Any Nilpotent group (?) satisfies the normalizer condition: it has no proper Self-normalizing subgroup (?).

## Proof

### Proof using given facts

The proof follows directly from facts (1) and (2).

### Direct proof

Given: A nilpotent group $G$, a proper subgroup $H$ of $G$. $N_G(H)$ denotes the normalizer of $H$ in $G$.

To prove: $H$ is properly contained in $N_G(H)$

Proof: We prove this by induction on the nilpotency class of $G$. For now, let us assume that the result has been proved for all groups of nilpotency class strictly less than that of $G$. The base case of the induction is Abelian groups, where the statement is clearly true (because every subgroup is normal).

Let $Z(G)$ denote the center of $G$. Clearly $Z(G) \le N_G(H)$. Consider two cases:

• $Z(G)$ is not contained in $H$: In this case, $H$ cannot be equal to $N_G(H)$
• $Z(G)$ is contained in $H$: In this case, consider the subgroup $H/Z(G)$ in the group $G/Z(G)$. The nilpotency class of $G/Z(G)$ is one less than that of $G$, and $H/Z(G)$ is a proper subgroup since $H$ is proper in $G$. Hence, we have:
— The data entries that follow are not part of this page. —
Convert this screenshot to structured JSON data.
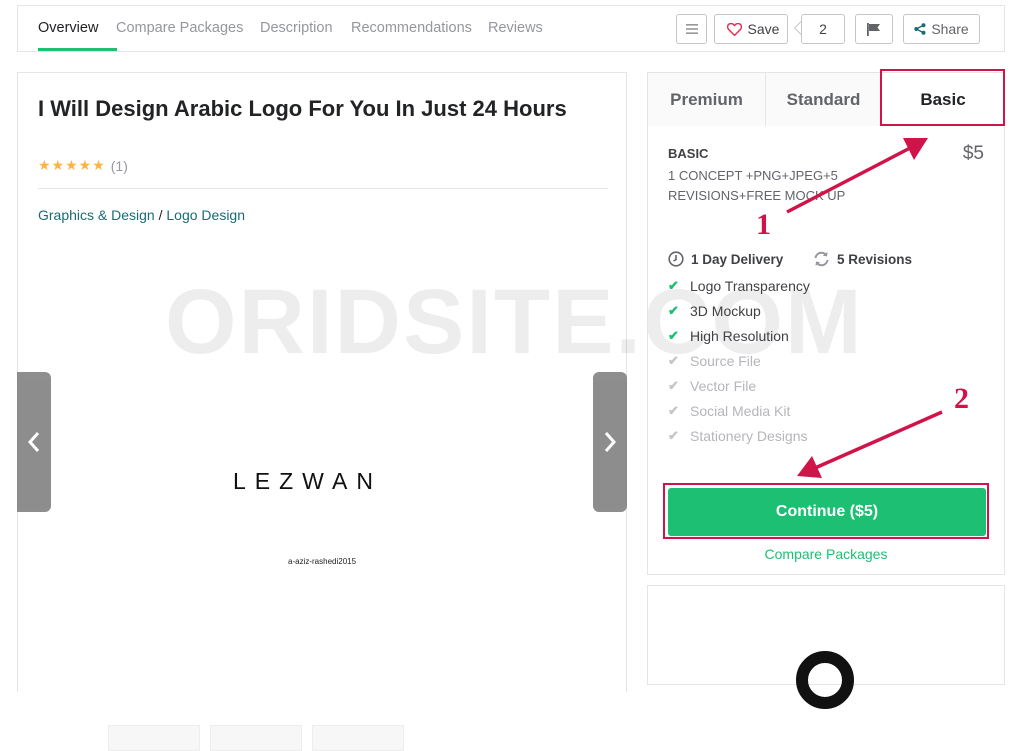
{
  "nav": {
    "tabs": [
      "Overview",
      "Compare Packages",
      "Description",
      "Recommendations",
      "Reviews"
    ],
    "save_label": "Save",
    "save_count": "2",
    "share_label": "Share"
  },
  "gig": {
    "title": "I Will Design Arabic Logo For You In Just 24 Hours",
    "stars": "★★★★★",
    "rating_count": "(1)",
    "breadcrumb": [
      "Graphics & Design",
      "/",
      "Logo Design"
    ]
  },
  "gallery": {
    "brand_word": "LEZWAN",
    "credit": "a-aziz-rashedi2015"
  },
  "watermark": "ORIDSITE.COM",
  "packages": {
    "tabs": [
      "Premium",
      "Standard",
      "Basic"
    ],
    "selected": "Basic",
    "name": "BASIC",
    "price": "$5",
    "description": "1 CONCEPT +PNG+JPEG+5 REVISIONS+FREE MOCK UP",
    "delivery": "1 Day Delivery",
    "revisions": "5 Revisions",
    "features": [
      {
        "label": "Logo Transparency",
        "included": true
      },
      {
        "label": "3D Mockup",
        "included": true
      },
      {
        "label": "High Resolution",
        "included": true
      },
      {
        "label": "Source File",
        "included": false
      },
      {
        "label": "Vector File",
        "included": false
      },
      {
        "label": "Social Media Kit",
        "included": false
      },
      {
        "label": "Stationery Designs",
        "included": false
      }
    ],
    "continue_label": "Continue ($5)",
    "compare_label": "Compare Packages"
  },
  "annotations": {
    "step1": "1",
    "step2": "2",
    "color": "#d0144a"
  },
  "colors": {
    "accent": "#1dbf73",
    "link": "#1a6b73",
    "star": "#ffb33e"
  }
}
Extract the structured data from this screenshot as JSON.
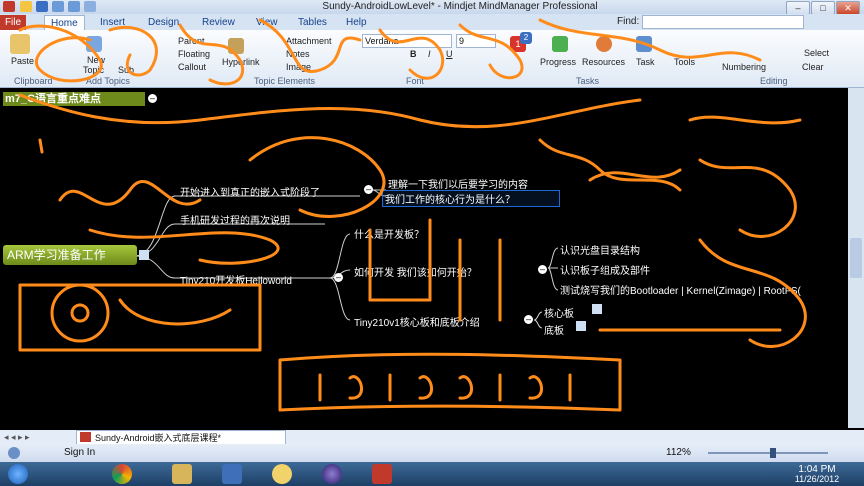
{
  "window": {
    "title": "Sundy-AndroidLowLevel* - Mindjet MindManager Professional",
    "buttons": [
      "–",
      "□",
      "✕"
    ]
  },
  "ribbon": {
    "tabs": [
      "File",
      "Home",
      "Insert",
      "Design",
      "Review",
      "View",
      "Tables",
      "Help"
    ],
    "find_label": "Find:",
    "clipboard": {
      "paste": "Paste",
      "group": "Clipboard"
    },
    "new_topic": {
      "new_line1": "New",
      "new_line2": "Topic",
      "sub_label": "Sub",
      "group": "Add Topics"
    },
    "topic_elements": {
      "parent": "Parent",
      "floating": "Floating",
      "callout": "Callout",
      "hyperlink": "Hyperlink",
      "attachment": "Attachment",
      "notes": "Notes",
      "image": "Image",
      "group": "Topic Elements"
    },
    "font": {
      "name": "Verdana",
      "size": "9",
      "bold": "B",
      "italic": "I",
      "underline": "U",
      "group": "Font"
    },
    "tasks": {
      "priority_badges": [
        "1",
        "2"
      ],
      "progress": "Progress",
      "resources": "Resources",
      "task": "Task",
      "group": "Tasks"
    },
    "editing": {
      "tools": "Tools",
      "select": "Select",
      "numbering": "Numbering",
      "clear": "Clear",
      "group": "Editing"
    },
    "accent_color": "#15428b"
  },
  "map": {
    "central_topic": "ARM学习准备工作",
    "header_topic": "m7_C语言重点难点",
    "topics": {
      "t1": "开始进入到真正的嵌入式阶段了",
      "t1_sub1": "理解一下我们以后要学习的内容",
      "t1_sub2": "我们工作的核心行为是什么？",
      "t2": "手机研发过程的再次说明",
      "t3": "Tiny210开发板Helloworld",
      "t3_sub1": "什么是开发板？",
      "t3_sub2": "如何开发 我们该如何开始？",
      "t3_sub2_a": "认识光盘目录结构",
      "t3_sub2_b": "认识板子组成及部件",
      "t3_sub2_c": "测试烧写我们的Bootloader | Kernel(Zimage) | RootFS(",
      "t3_sub3": "Tiny210v1核心板和底板介绍",
      "t3_sub3_a": "核心板",
      "t3_sub3_b": "底板"
    }
  },
  "statusbar": {
    "doc_tab": "Sundy-Android嵌入式底层课程*",
    "sign_in": "Sign In",
    "zoom": "112%"
  },
  "taskbar": {
    "time": "1:04 PM",
    "date": "11/26/2012"
  },
  "colors": {
    "annotation": "#ff8c1a",
    "central_topic_bg": "#6d8a1a",
    "selected_topic": "#1e6bd6"
  }
}
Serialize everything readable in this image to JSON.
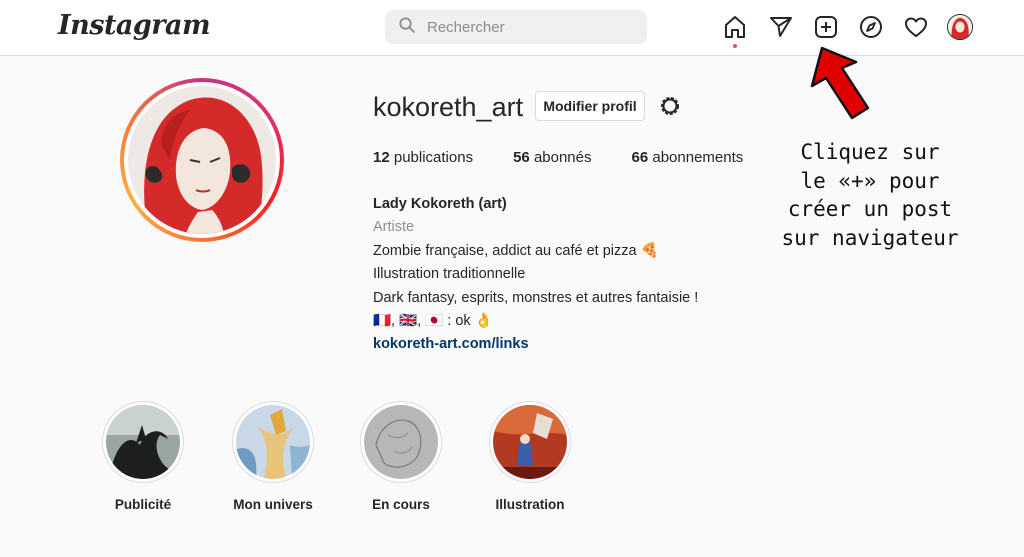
{
  "topbar": {
    "logo": "Instagram",
    "search_placeholder": "Rechercher",
    "icons": [
      "home-icon",
      "send-icon",
      "new-post-icon",
      "explore-icon",
      "heart-icon",
      "avatar"
    ]
  },
  "profile": {
    "username": "kokoreth_art",
    "edit_label": "Modifier profil",
    "stats": {
      "publications_count": "12",
      "publications_label": "publications",
      "abonnes_count": "56",
      "abonnes_label": "abonnés",
      "abonnements_count": "66",
      "abonnements_label": "abonnements"
    },
    "bio": {
      "name": "Lady Kokoreth (art)",
      "category": "Artiste",
      "line1": "Zombie française, addict au café et pizza 🍕",
      "line2": "Illustration traditionnelle",
      "line3": "Dark fantasy, esprits, monstres et autres fantaisie !",
      "line4": "🇫🇷, 🇬🇧, 🇯🇵 : ok 👌",
      "link": "kokoreth-art.com/links"
    }
  },
  "annotation": {
    "line1": "Cliquez sur",
    "line2": "le «+» pour",
    "line3": "créer un post",
    "line4": "sur navigateur",
    "arrow_color": "#e00000"
  },
  "highlights": [
    {
      "label": "Publicité"
    },
    {
      "label": "Mon univers"
    },
    {
      "label": "En cours"
    },
    {
      "label": "Illustration"
    }
  ],
  "colors": {
    "link": "#00376b",
    "notification_dot": "#ed4956"
  }
}
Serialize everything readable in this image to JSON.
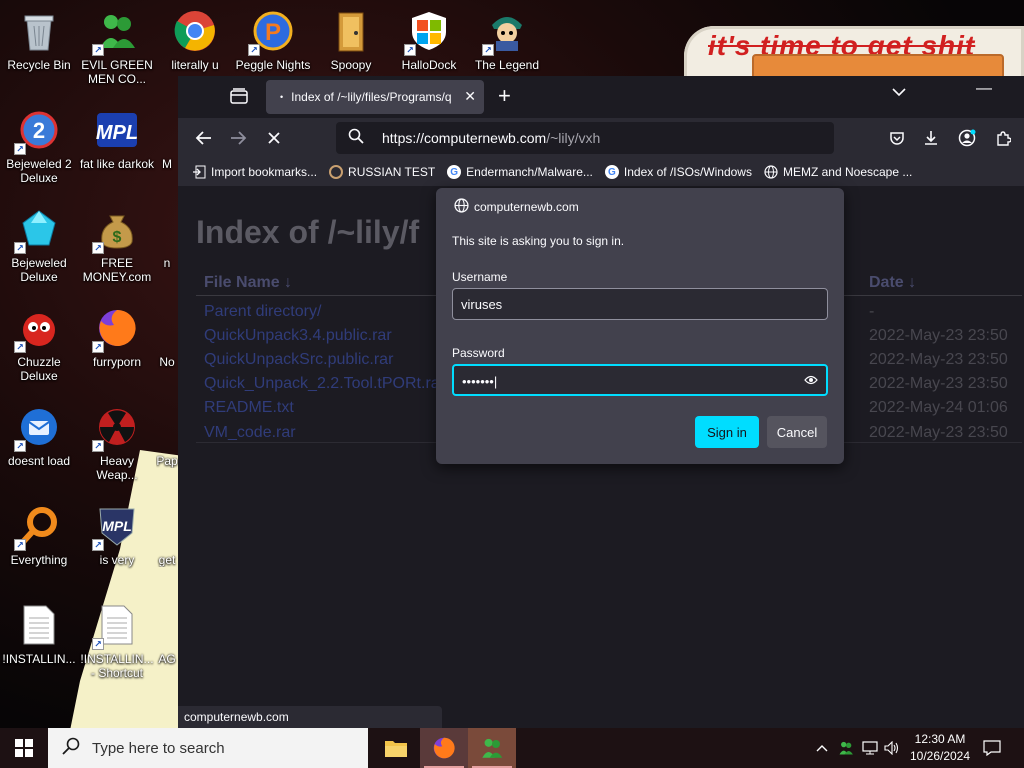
{
  "desktop": {
    "wallpaper_text": "it's time to get shit",
    "icons": [
      {
        "name": "recycle-bin",
        "label": "Recycle Bin"
      },
      {
        "name": "evil-green-men",
        "label": "EVIL GREEN MEN CO..."
      },
      {
        "name": "chrome-literally",
        "label": "literally u"
      },
      {
        "name": "peggle-nights",
        "label": "Peggle Nights"
      },
      {
        "name": "spoopy",
        "label": "Spoopy"
      },
      {
        "name": "hallodock",
        "label": "HalloDock"
      },
      {
        "name": "the-legend",
        "label": "The Legend"
      },
      {
        "name": "bejeweled-2",
        "label": "Bejeweled 2 Deluxe"
      },
      {
        "name": "fat-like-darkok",
        "label": "fat like darkok"
      },
      {
        "name": "m-partial",
        "label": "M"
      },
      {
        "name": "bejeweled-deluxe",
        "label": "Bejeweled Deluxe"
      },
      {
        "name": "free-money",
        "label": "FREE MONEY.com"
      },
      {
        "name": "n-partial",
        "label": "n"
      },
      {
        "name": "chuzzle-deluxe",
        "label": "Chuzzle Deluxe"
      },
      {
        "name": "furryporn",
        "label": "furryporn"
      },
      {
        "name": "no-partial",
        "label": "No"
      },
      {
        "name": "doesnt-load",
        "label": "doesnt load"
      },
      {
        "name": "heavy-weapon",
        "label": "Heavy Weap..."
      },
      {
        "name": "pap-partial",
        "label": "Pap"
      },
      {
        "name": "everything",
        "label": "Everything"
      },
      {
        "name": "is-very",
        "label": "is very"
      },
      {
        "name": "get-partial",
        "label": "get"
      },
      {
        "name": "installin-1",
        "label": "!INSTALLIN..."
      },
      {
        "name": "installin-shortcut",
        "label": "!INSTALLIN... - Shortcut"
      },
      {
        "name": "ag-partial",
        "label": "AG"
      }
    ]
  },
  "browser": {
    "tab_title": "Index of /~lily/files/Programs/q",
    "url_host": "https://computernewb.com",
    "url_path": "/~lily/vxh",
    "bookmarks": [
      "Import bookmarks...",
      "RUSSIAN TEST",
      "Endermanch/Malware...",
      "Index of /ISOs/Windows",
      "MEMZ and Noescape ..."
    ],
    "page_heading": "Index of /~lily/f",
    "columns": {
      "name": "File Name  ↓",
      "date": "Date  ↓"
    },
    "files": [
      {
        "name": "Parent directory/",
        "date": "-"
      },
      {
        "name": "QuickUnpack3.4.public.rar",
        "date": "2022-May-23 23:50"
      },
      {
        "name": "QuickUnpackSrc.public.rar",
        "date": "2022-May-23 23:50"
      },
      {
        "name": "Quick_Unpack_2.2.Tool.tPORt.rar",
        "date": "2022-May-23 23:50"
      },
      {
        "name": "README.txt",
        "date": "2022-May-24 01:06"
      },
      {
        "name": "VM_code.rar",
        "date": "2022-May-23 23:50"
      }
    ],
    "status_url": "computernewb.com"
  },
  "auth_dialog": {
    "site": "computernewb.com",
    "message": "This site is asking you to sign in.",
    "username_label": "Username",
    "username_value": "viruses",
    "password_label": "Password",
    "password_value": "•••••••",
    "signin_label": "Sign in",
    "cancel_label": "Cancel"
  },
  "taskbar": {
    "search_placeholder": "Type here to search",
    "time": "12:30 AM",
    "date": "10/26/2024"
  },
  "colors": {
    "accent": "#00ddff",
    "browser_bg": "#1c1b22",
    "toolbar": "#2b2a33",
    "dialog": "#42414d"
  }
}
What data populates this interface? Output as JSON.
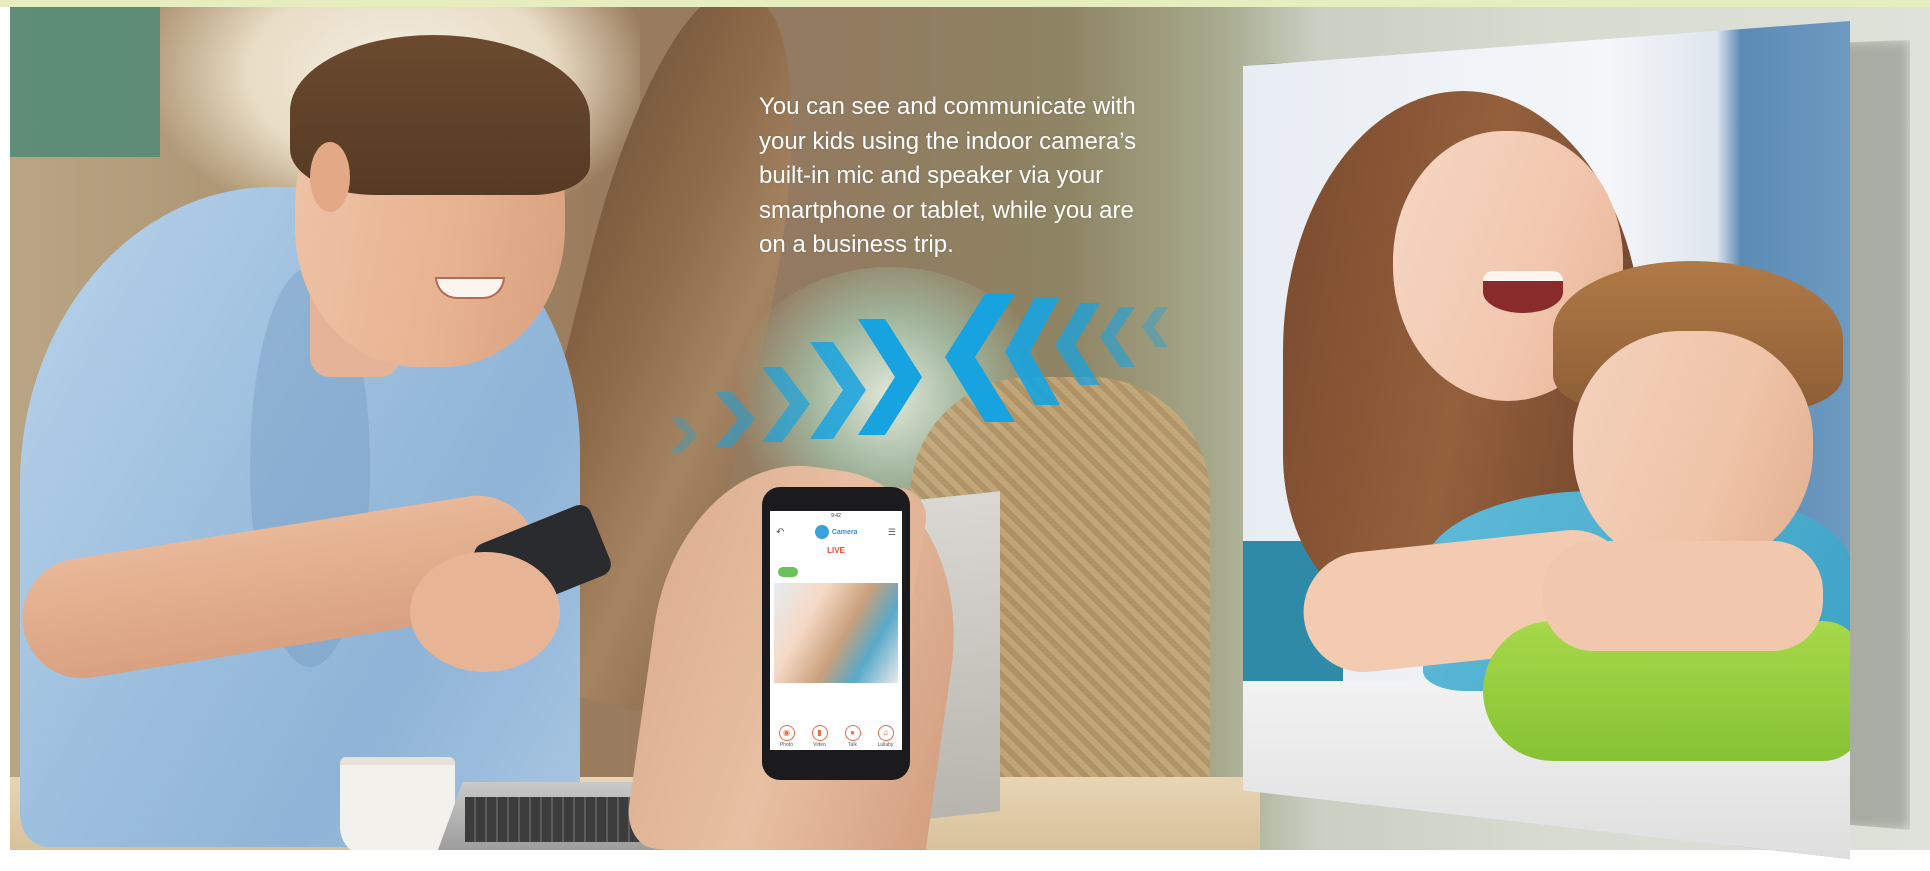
{
  "banner": {
    "description": "You can see and communicate with your kids using the indoor camera’s built-in mic and speaker via your smartphone or tablet, while you are on a business trip."
  },
  "phone_app": {
    "status_time": "9:42",
    "app_name": "Camera",
    "live_label": "LIVE",
    "buttons": [
      {
        "label": "Photo",
        "icon": "camera-icon"
      },
      {
        "label": "Video",
        "icon": "video-icon"
      },
      {
        "label": "Talk",
        "icon": "microphone-icon"
      },
      {
        "label": "Lullaby",
        "icon": "music-note-icon"
      }
    ]
  },
  "colors": {
    "chevron_blue": "#17a3e0",
    "accent_orange": "#e9694a",
    "live_red": "#e44d2e",
    "top_strip": "#e6edbf"
  }
}
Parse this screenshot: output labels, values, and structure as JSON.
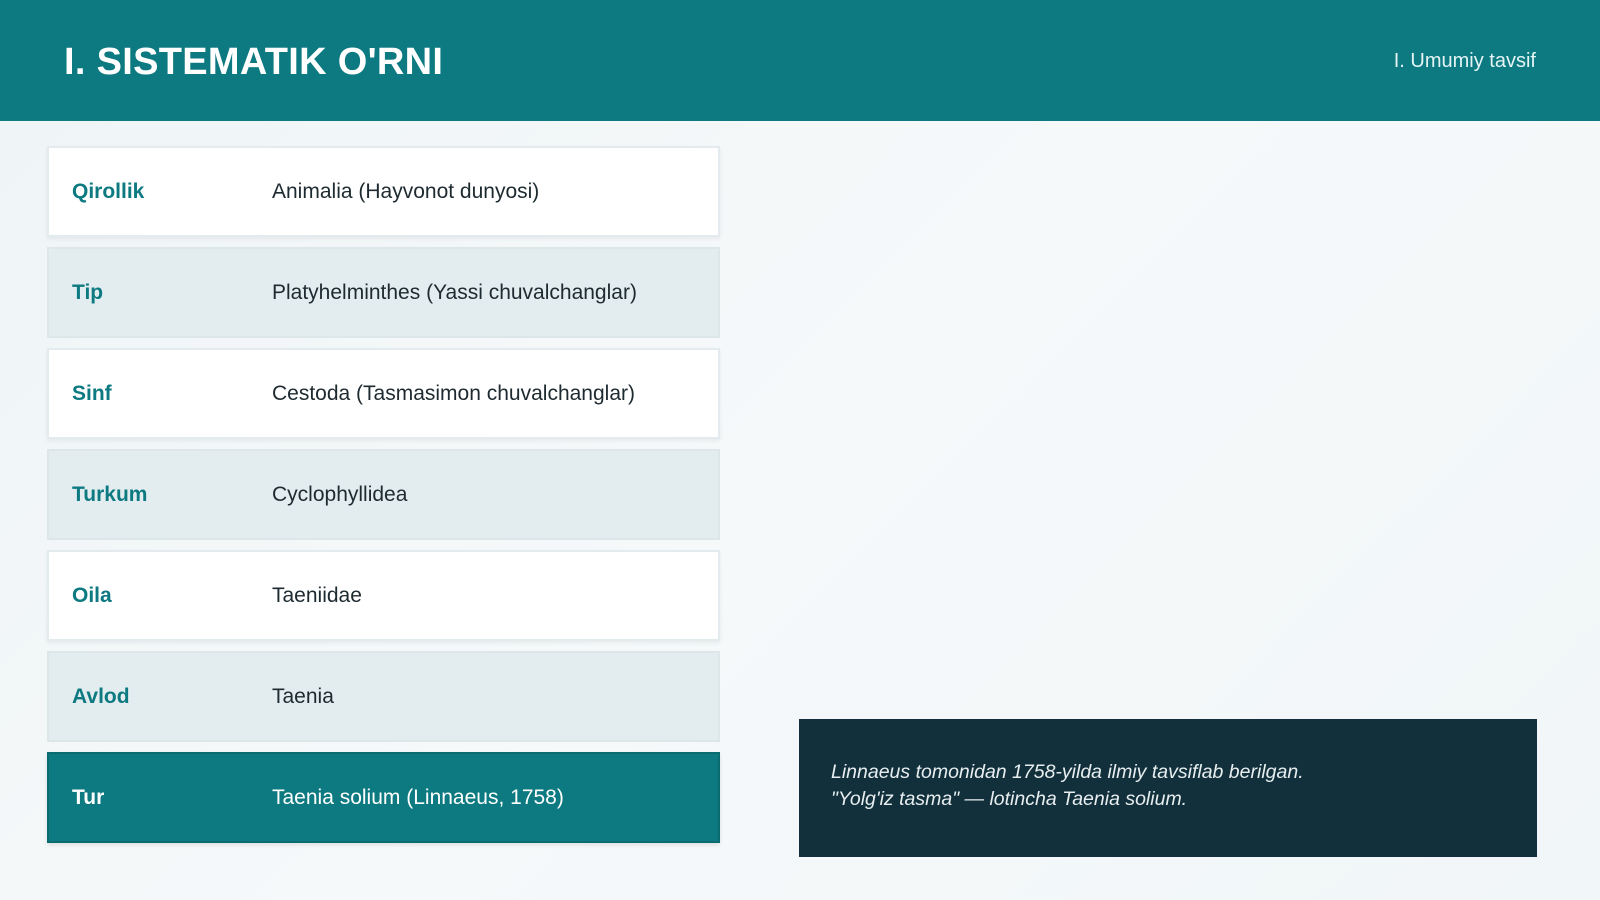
{
  "header": {
    "title": "I. SISTEMATIK O'RNI",
    "section": "I. Umumiy tavsif"
  },
  "taxonomy": [
    {
      "rank": "Qirollik",
      "name": "Animalia (Hayvonot dunyosi)"
    },
    {
      "rank": "Tip",
      "name": "Platyhelminthes (Yassi chuvalchanglar)"
    },
    {
      "rank": "Sinf",
      "name": "Cestoda (Tasmasimon chuvalchanglar)"
    },
    {
      "rank": "Turkum",
      "name": "Cyclophyllidea"
    },
    {
      "rank": "Oila",
      "name": "Taeniidae"
    },
    {
      "rank": "Avlod",
      "name": "Taenia"
    },
    {
      "rank": "Tur",
      "name": "Taenia solium (Linnaeus, 1758)"
    }
  ],
  "note": {
    "line1": "Linnaeus tomonidan 1758-yilda ilmiy tavsiflab berilgan.",
    "line2": "\"Yolg'iz tasma\" — lotincha Taenia solium."
  },
  "colors": {
    "accent": "#0c7a80",
    "note_background": "#12303b",
    "row_shaded": "#e3edf0",
    "page_background": "#f1f6f8"
  }
}
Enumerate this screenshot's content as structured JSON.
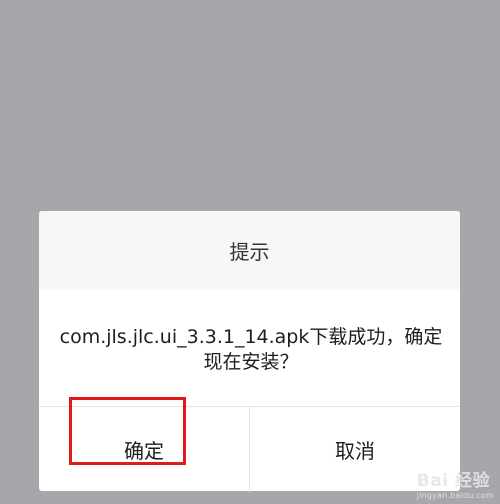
{
  "dialog": {
    "title": "提示",
    "message_line1": "com.jls.jlc.ui_3.3.1_14.apk下载成功，确定",
    "message_line2": "现在安装？",
    "confirm_label": "确定",
    "cancel_label": "取消"
  },
  "watermark": {
    "brand": "Bai  经验",
    "url": "jingyan.baidu.com"
  },
  "colors": {
    "overlay": "#a8a6aa",
    "highlight": "#dd1b1b"
  }
}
$H/Z(G) \ne N_{G/Z(G)}(H/Z(G))$

But the right side is the same as:

$(N_G(H))/(Z(G))$

showing that $H/Z(G) \ne N_G(H)/Z(G)$. Thus, $H \ne N_G(H)$.